» **WHAT THE EXERCISE ASKS**
Repeat each entry word for word; the images are not part of the copy.

» **RECORDS SHOWN**
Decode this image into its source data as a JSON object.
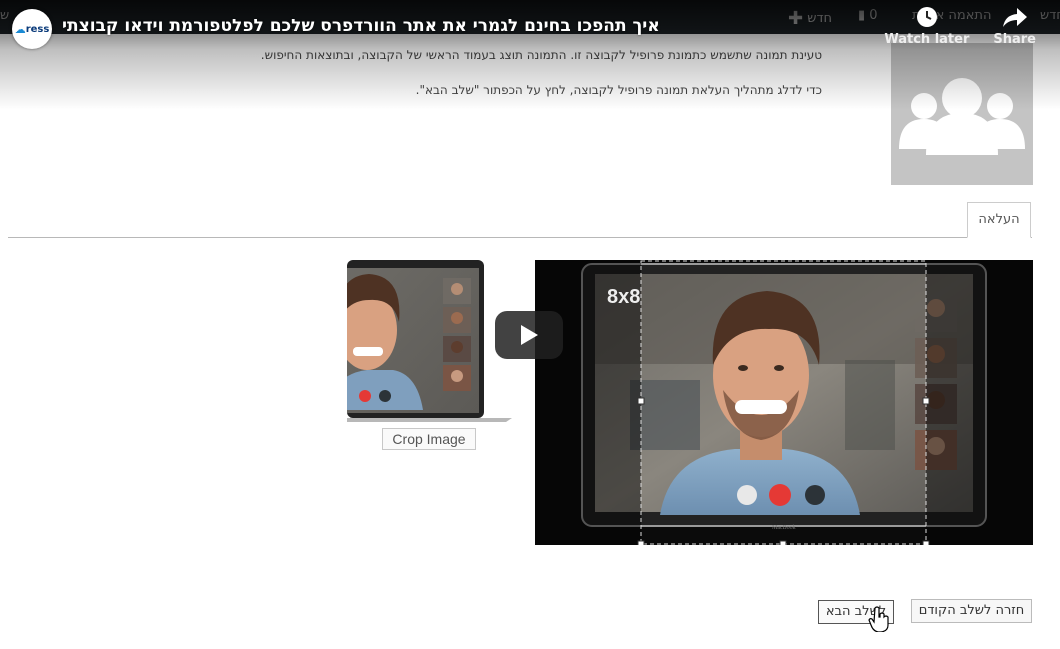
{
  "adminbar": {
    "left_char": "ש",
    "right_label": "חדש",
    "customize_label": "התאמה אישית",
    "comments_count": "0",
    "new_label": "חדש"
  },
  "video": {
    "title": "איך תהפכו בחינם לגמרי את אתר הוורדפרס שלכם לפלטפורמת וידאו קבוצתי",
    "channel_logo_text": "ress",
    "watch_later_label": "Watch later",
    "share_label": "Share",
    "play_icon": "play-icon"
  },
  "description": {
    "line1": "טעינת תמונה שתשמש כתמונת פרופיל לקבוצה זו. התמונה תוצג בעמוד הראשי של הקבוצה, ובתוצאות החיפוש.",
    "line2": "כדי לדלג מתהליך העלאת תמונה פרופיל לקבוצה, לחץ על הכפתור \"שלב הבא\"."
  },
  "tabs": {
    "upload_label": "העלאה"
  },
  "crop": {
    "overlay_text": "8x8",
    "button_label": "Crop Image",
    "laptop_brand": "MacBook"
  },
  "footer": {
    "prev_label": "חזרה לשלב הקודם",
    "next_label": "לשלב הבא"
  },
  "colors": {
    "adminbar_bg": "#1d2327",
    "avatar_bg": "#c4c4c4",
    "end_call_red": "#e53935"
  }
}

» **RESULT FOR THIS EXERCISE**
Decode this image into its source data as a JSON object.
{
  "adminbar": {
    "left_char": "ש",
    "right_label": "חדש",
    "customize_label": "התאמה אישית",
    "comments_count": "0",
    "new_label": "חדש"
  },
  "video": {
    "title": "איך תהפכו בחינם לגמרי את אתר הוורדפרס שלכם לפלטפורמת וידאו קבוצתי",
    "channel_logo_text": "ress",
    "watch_later_label": "Watch later",
    "share_label": "Share",
    "play_icon": "play-icon"
  },
  "description": {
    "line1": "טעינת תמונה שתשמש כתמונת פרופיל לקבוצה זו. התמונה תוצג בעמוד הראשי של הקבוצה, ובתוצאות החיפוש.",
    "line2": "כדי לדלג מתהליך העלאת תמונה פרופיל לקבוצה, לחץ על הכפתור \"שלב הבא\"."
  },
  "tabs": {
    "upload_label": "העלאה"
  },
  "crop": {
    "overlay_text": "8x8",
    "button_label": "Crop Image",
    "laptop_brand": "MacBook"
  },
  "footer": {
    "prev_label": "חזרה לשלב הקודם",
    "next_label": "לשלב הבא"
  },
  "colors": {
    "adminbar_bg": "#1d2327",
    "avatar_bg": "#c4c4c4",
    "end_call_red": "#e53935"
  }
}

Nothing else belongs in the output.